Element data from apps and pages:
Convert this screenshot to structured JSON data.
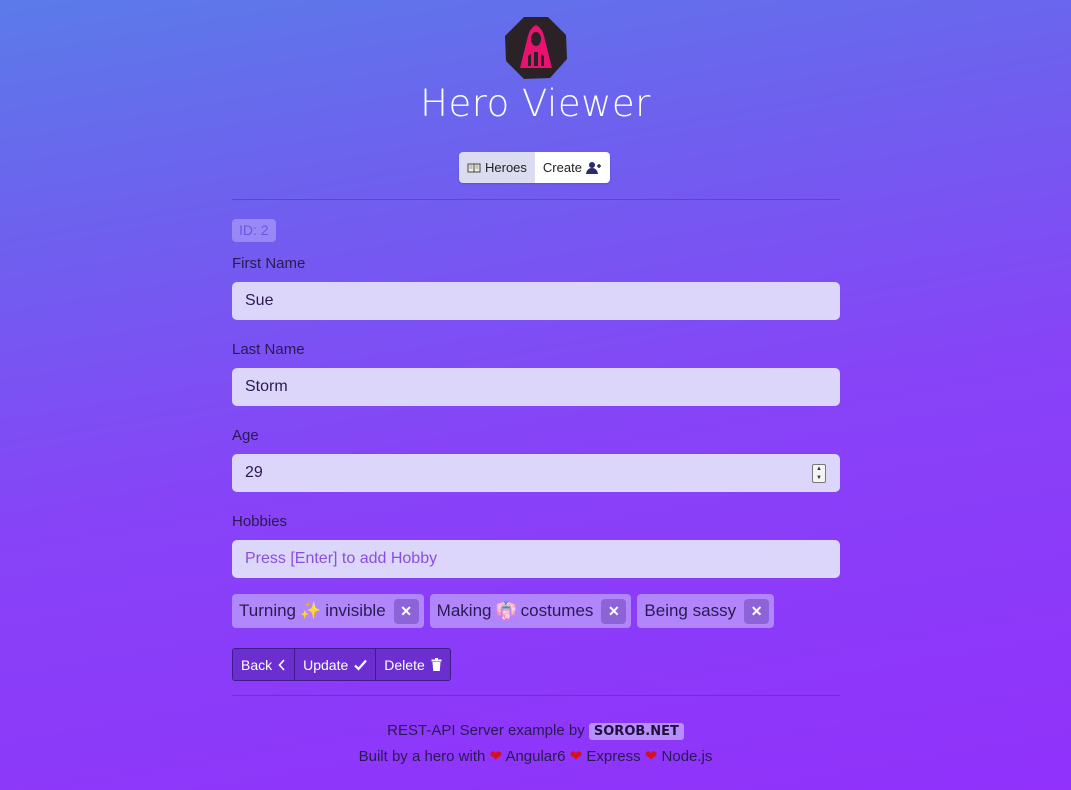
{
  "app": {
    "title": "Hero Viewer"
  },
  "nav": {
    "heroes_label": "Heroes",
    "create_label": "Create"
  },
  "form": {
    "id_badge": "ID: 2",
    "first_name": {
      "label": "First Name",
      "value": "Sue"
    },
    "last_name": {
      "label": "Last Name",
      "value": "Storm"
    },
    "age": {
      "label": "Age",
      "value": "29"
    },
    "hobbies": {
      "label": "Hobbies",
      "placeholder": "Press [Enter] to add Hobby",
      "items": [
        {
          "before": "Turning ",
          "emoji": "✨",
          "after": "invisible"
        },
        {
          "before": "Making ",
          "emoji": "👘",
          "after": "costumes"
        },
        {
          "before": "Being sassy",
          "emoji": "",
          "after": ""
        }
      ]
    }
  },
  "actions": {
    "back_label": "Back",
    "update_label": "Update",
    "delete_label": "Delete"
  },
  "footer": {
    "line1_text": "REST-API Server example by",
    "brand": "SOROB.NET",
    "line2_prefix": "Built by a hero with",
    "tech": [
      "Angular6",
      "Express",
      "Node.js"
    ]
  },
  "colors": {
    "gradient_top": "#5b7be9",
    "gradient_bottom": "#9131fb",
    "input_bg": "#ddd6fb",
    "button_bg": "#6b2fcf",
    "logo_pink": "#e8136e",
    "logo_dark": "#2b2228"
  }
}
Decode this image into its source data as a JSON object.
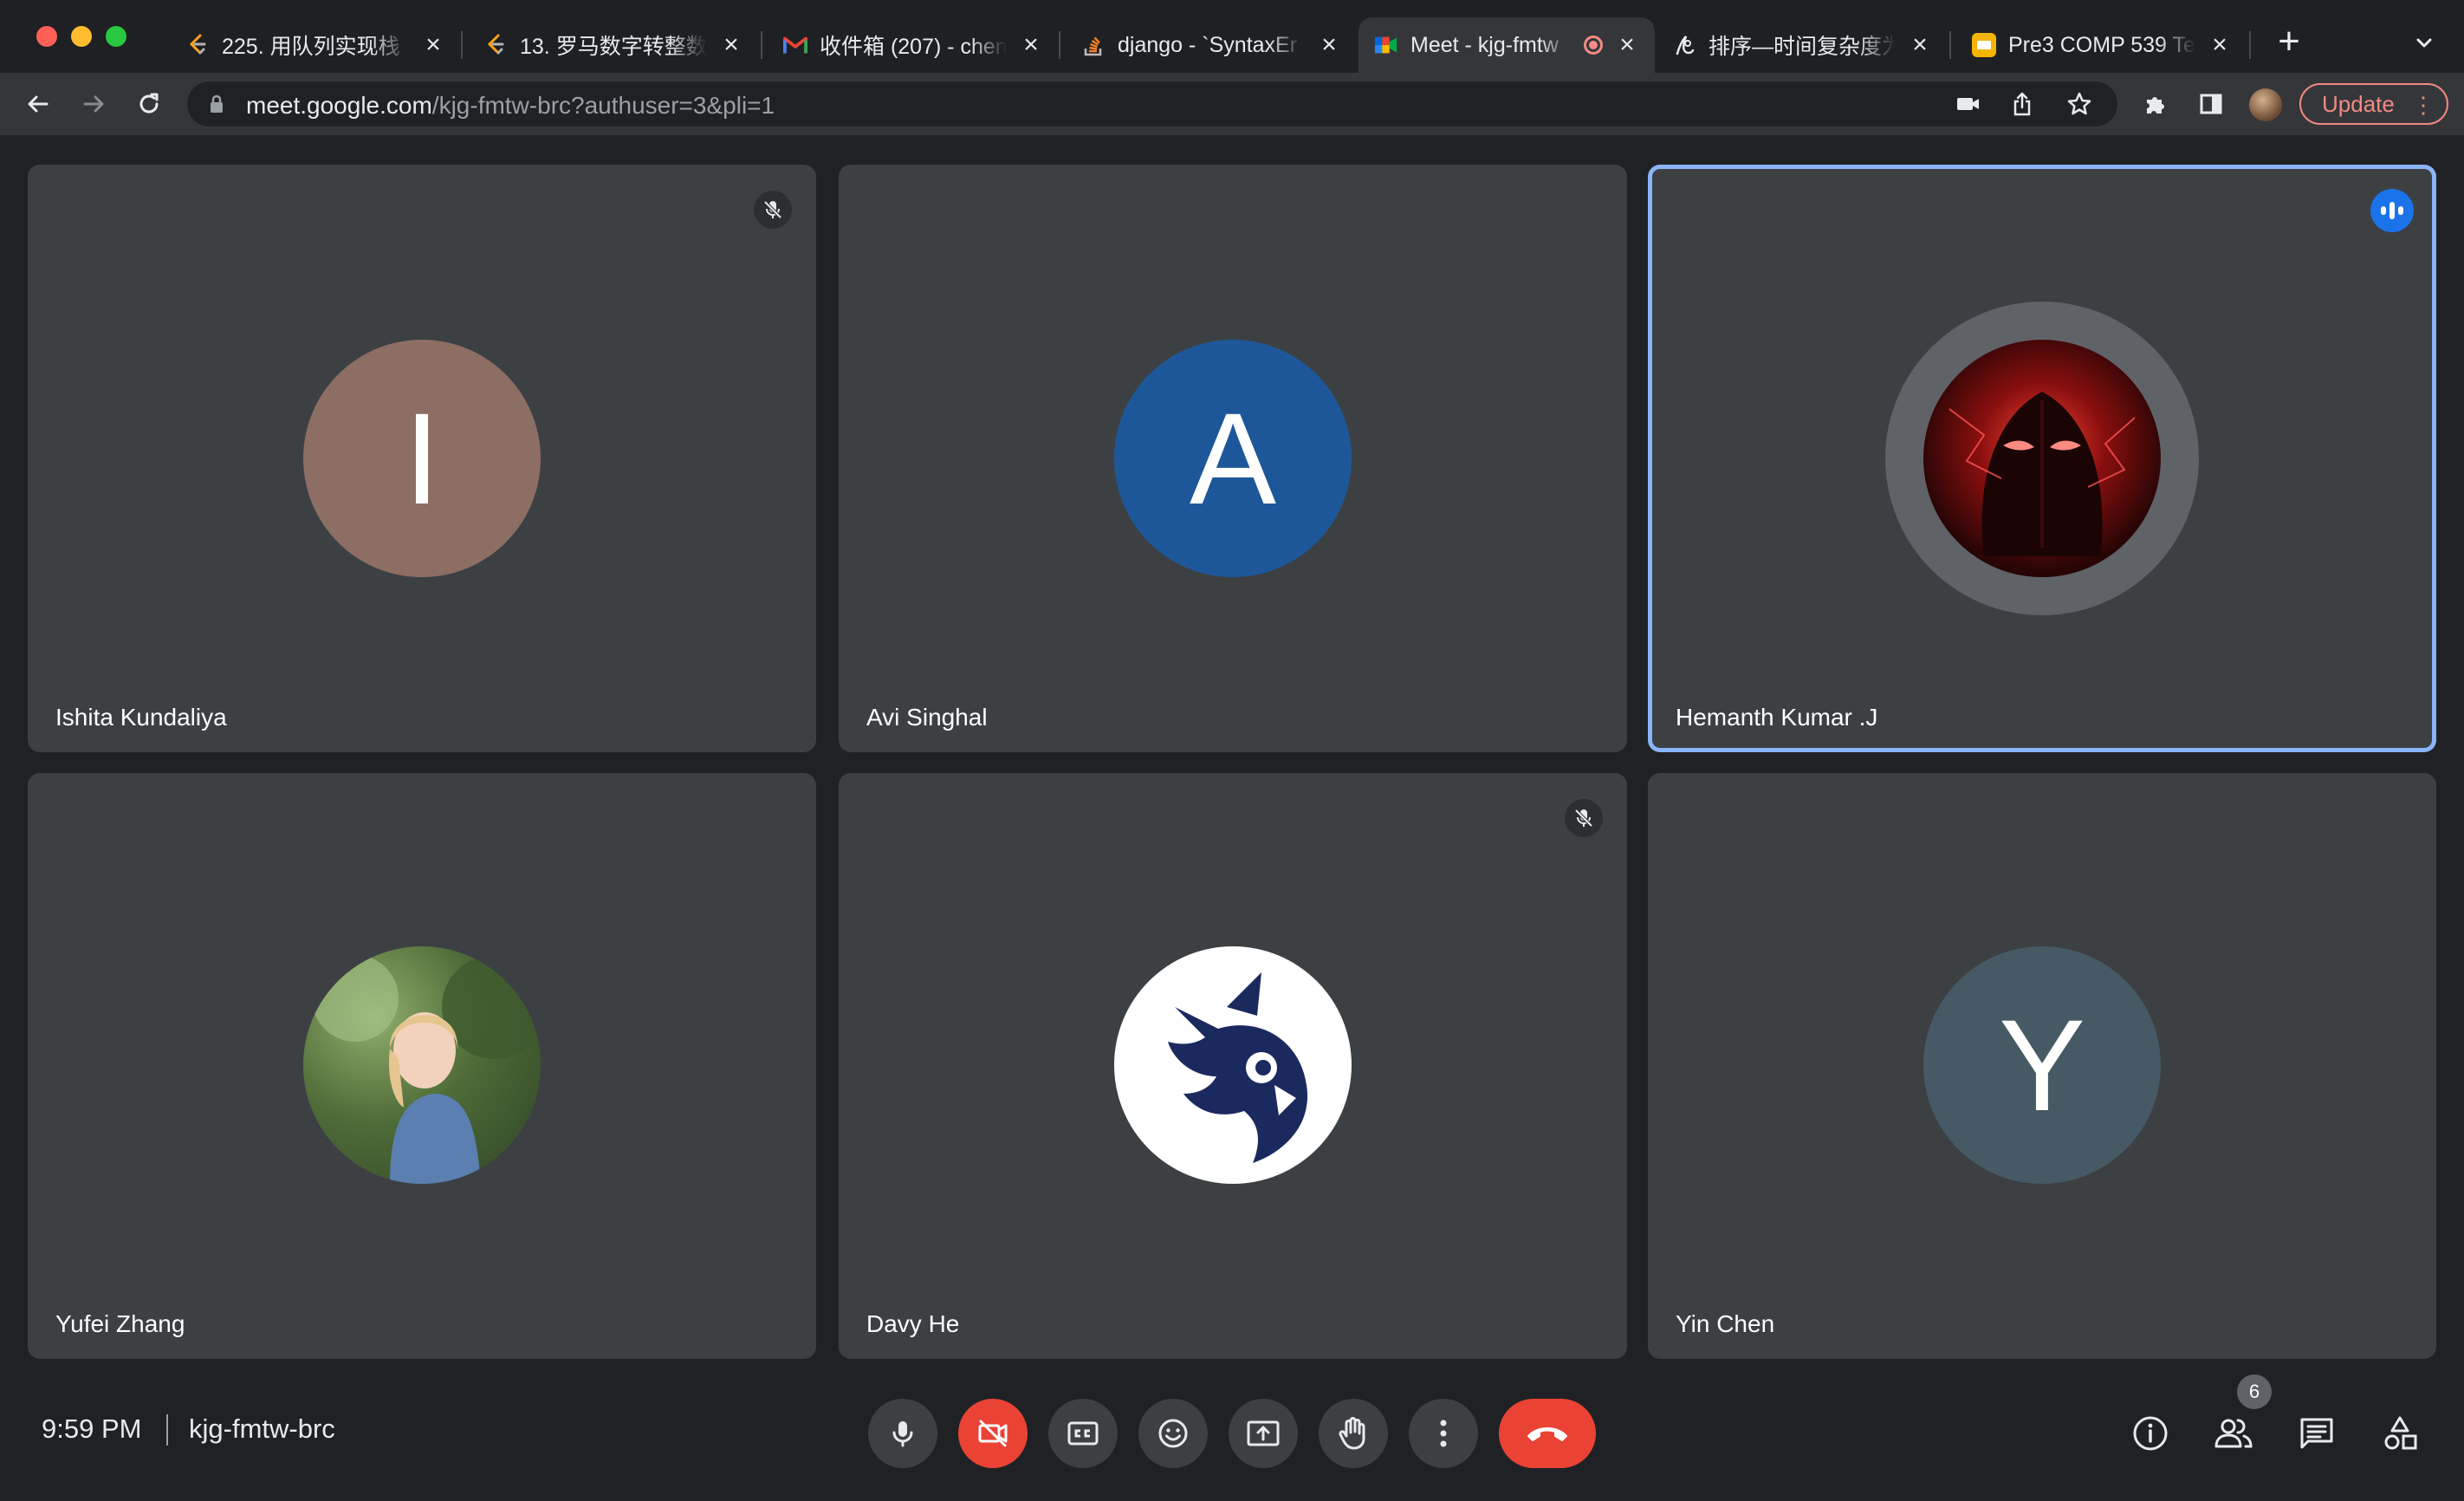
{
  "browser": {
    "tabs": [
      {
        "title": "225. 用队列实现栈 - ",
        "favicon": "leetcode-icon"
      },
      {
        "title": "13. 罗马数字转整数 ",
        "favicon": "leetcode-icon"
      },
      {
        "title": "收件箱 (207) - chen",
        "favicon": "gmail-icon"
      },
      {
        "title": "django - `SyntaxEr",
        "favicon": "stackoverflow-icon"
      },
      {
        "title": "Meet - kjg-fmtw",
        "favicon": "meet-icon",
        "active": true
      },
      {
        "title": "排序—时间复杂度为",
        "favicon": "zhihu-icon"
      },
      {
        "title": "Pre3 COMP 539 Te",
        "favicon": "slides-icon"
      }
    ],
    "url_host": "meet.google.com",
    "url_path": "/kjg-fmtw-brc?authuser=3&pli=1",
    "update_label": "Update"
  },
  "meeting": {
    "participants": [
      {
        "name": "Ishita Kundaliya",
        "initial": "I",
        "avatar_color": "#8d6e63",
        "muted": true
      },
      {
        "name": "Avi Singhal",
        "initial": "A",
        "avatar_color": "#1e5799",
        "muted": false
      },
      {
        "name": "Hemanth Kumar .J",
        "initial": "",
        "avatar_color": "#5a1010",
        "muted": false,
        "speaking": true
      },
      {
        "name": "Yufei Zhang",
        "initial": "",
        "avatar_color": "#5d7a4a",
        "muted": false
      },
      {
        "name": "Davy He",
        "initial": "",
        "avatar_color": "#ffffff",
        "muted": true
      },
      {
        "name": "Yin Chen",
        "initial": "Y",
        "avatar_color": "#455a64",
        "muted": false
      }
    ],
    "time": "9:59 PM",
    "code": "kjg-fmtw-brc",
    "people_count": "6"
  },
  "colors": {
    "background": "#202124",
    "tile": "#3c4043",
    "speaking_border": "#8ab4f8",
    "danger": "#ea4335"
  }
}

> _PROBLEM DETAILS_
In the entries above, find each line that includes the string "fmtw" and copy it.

> _RESPONSE BOX_
        "title": "Meet - kjg-fmtw",
    "url_path": "/kjg-fmtw-brc?authuser=3&pli=1",
    "code": "kjg-fmtw-brc",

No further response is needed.